◆ **What to work on**
Copy out the lines below that hold the word "Avsteg".

Stored items from a collection
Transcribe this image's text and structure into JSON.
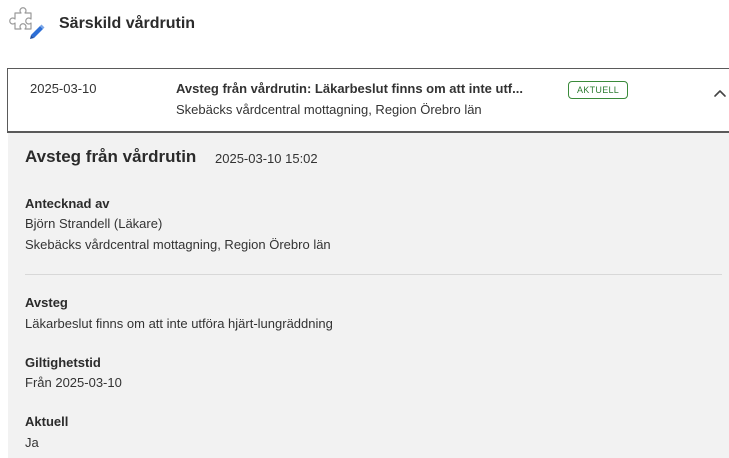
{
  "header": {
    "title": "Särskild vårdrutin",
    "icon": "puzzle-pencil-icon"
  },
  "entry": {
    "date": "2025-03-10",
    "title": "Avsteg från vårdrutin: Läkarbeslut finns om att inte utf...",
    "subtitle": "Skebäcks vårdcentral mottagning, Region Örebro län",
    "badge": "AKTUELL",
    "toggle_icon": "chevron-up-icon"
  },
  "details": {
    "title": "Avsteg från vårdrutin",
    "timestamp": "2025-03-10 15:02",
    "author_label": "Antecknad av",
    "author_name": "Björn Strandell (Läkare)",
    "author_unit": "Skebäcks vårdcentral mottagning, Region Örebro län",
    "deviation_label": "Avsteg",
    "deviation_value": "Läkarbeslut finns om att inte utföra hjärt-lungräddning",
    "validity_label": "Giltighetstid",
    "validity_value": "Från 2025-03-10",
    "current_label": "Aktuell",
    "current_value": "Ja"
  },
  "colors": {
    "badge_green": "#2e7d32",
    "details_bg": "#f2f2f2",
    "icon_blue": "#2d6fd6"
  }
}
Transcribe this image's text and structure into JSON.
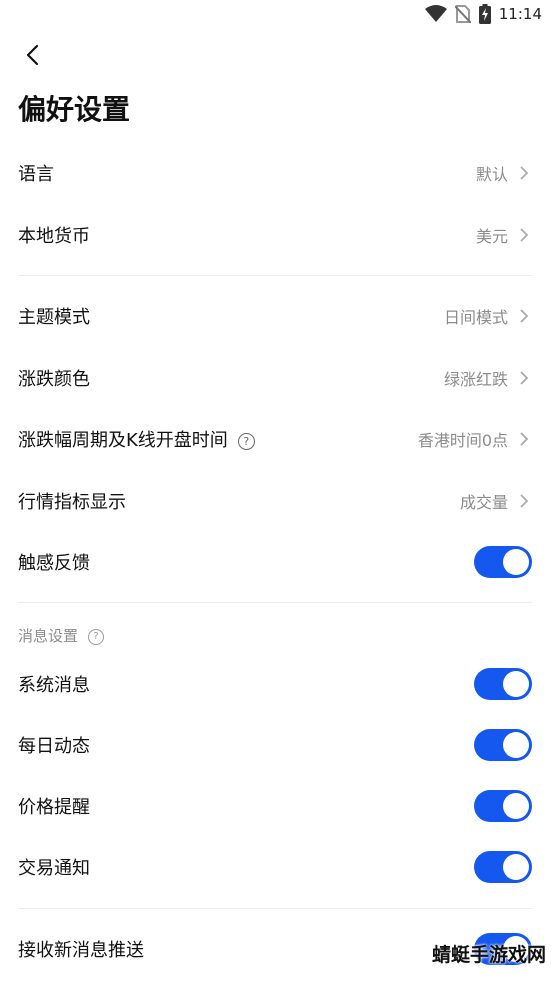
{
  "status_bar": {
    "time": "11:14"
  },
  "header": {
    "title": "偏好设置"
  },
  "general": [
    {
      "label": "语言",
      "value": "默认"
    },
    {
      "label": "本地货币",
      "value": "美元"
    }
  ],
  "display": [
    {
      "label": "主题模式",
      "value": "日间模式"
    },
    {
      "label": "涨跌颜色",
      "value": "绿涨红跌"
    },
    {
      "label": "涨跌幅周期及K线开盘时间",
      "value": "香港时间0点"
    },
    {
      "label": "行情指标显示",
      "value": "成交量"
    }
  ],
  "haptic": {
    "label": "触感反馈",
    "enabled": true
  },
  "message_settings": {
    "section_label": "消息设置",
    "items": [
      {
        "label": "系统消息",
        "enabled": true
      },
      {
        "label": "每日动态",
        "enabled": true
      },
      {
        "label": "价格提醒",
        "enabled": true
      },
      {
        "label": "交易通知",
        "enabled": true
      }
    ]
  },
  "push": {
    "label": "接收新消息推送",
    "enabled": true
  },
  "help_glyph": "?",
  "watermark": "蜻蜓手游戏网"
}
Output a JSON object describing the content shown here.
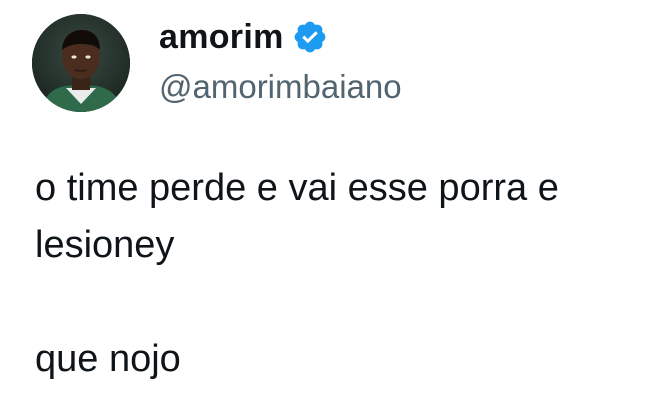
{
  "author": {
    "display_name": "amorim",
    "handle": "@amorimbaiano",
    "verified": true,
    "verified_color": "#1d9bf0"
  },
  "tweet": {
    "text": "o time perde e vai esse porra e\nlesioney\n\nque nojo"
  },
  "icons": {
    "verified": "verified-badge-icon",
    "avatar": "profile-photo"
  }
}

◆ **Response area**
    "title": "Avsteg från vårdrutin: Läkarbeslut finns om att inte utf...",
    "title": "Avsteg från vårdrutin",
    "deviation_label": "Avsteg",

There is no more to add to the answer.